▼▼▼
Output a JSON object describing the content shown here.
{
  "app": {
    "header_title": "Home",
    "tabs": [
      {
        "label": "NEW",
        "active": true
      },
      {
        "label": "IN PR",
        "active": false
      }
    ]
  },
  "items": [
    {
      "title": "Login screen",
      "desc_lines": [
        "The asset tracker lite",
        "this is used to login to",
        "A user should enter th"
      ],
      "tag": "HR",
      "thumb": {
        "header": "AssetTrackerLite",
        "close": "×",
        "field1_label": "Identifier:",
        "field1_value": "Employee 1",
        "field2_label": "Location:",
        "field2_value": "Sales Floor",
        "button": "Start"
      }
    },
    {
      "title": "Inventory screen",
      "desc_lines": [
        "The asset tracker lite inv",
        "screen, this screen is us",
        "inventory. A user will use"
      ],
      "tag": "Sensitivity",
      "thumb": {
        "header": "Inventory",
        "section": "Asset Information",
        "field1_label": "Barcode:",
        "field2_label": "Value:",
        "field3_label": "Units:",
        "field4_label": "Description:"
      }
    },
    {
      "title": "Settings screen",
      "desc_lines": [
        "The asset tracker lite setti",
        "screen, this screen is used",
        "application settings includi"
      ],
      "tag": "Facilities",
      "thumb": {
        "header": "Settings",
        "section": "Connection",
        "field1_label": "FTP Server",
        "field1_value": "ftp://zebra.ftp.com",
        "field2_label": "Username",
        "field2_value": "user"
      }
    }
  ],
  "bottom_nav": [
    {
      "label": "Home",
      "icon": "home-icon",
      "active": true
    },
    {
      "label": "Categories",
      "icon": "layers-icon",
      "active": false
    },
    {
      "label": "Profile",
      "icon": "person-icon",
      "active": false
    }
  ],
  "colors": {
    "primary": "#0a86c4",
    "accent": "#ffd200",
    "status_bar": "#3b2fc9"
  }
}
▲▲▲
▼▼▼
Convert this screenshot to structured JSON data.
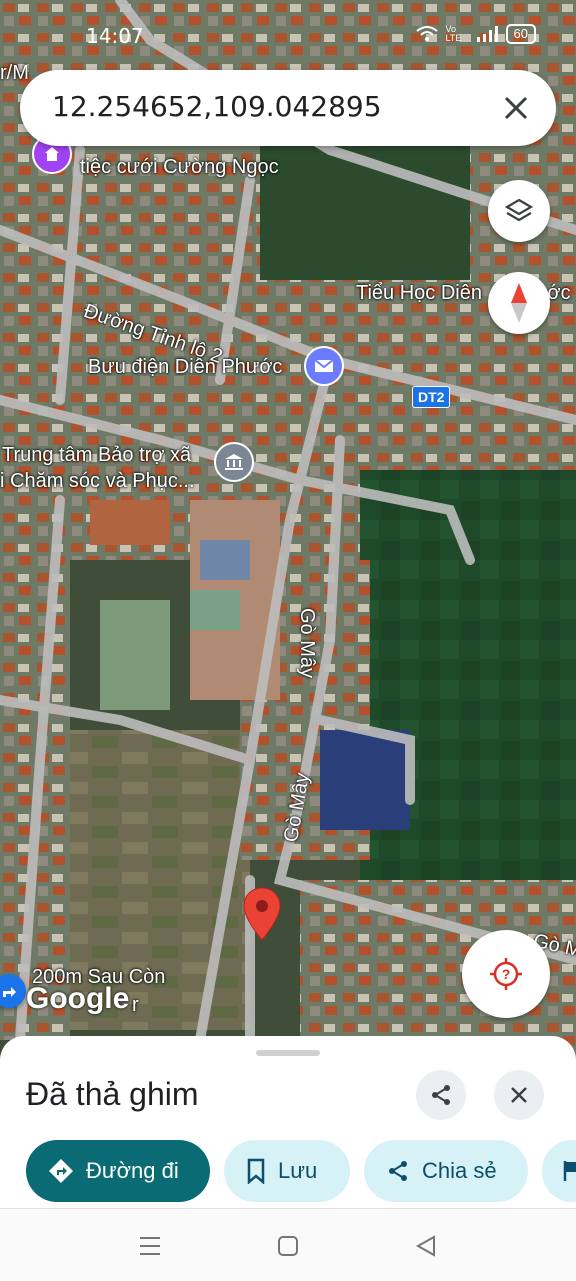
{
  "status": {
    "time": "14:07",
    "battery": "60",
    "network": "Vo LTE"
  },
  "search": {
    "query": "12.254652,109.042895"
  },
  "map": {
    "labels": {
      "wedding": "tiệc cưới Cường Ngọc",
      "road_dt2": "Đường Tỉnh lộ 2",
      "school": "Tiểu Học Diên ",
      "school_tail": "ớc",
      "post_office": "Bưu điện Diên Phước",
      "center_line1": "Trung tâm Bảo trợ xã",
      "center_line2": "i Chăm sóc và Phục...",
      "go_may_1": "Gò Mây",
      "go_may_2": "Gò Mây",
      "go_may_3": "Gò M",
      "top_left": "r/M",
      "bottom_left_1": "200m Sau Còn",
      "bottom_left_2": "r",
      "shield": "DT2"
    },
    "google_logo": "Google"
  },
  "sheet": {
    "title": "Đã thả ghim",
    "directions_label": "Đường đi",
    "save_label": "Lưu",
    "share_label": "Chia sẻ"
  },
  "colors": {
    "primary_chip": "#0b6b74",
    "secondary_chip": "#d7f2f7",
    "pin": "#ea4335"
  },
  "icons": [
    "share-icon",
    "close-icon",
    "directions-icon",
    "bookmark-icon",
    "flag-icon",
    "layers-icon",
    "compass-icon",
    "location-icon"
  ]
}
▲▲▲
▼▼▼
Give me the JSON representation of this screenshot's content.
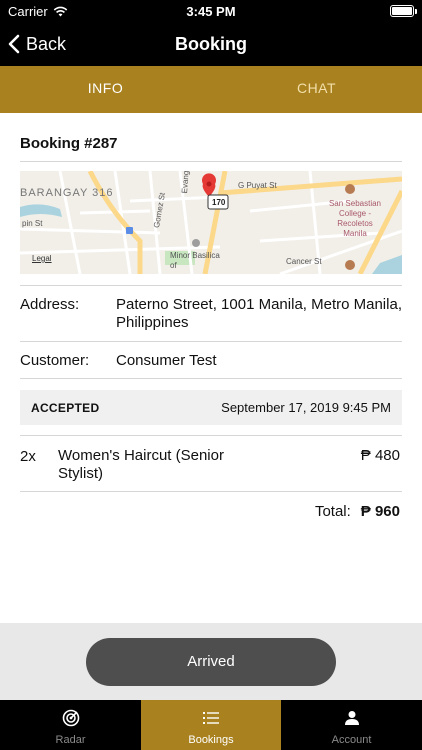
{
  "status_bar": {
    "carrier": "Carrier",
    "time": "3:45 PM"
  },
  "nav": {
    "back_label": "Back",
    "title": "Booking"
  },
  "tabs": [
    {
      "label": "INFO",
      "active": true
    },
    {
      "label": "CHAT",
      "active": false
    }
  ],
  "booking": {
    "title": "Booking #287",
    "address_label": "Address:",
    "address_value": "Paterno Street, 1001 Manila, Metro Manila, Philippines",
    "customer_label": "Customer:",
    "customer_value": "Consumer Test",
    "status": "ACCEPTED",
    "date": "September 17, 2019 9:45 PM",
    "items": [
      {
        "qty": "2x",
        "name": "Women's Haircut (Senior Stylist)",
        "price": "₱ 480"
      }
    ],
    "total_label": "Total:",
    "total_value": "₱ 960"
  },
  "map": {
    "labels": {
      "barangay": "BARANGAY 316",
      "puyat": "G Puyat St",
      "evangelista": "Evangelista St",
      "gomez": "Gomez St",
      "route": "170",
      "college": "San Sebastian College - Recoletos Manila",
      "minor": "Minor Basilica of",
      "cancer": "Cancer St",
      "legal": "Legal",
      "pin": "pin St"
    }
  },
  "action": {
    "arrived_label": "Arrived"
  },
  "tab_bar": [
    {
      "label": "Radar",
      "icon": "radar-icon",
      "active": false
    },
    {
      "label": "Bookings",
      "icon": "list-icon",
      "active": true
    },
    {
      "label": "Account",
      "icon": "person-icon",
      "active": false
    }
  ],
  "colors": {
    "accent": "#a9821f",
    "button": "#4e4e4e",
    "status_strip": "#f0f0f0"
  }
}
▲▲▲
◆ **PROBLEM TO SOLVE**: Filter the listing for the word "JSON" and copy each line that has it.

◆ **ANSWER BOX**:
Output a JSON object describing the content shown here.
Convert this screenshot to structured JSON data.
Give me the JSON representation of this screenshot's content.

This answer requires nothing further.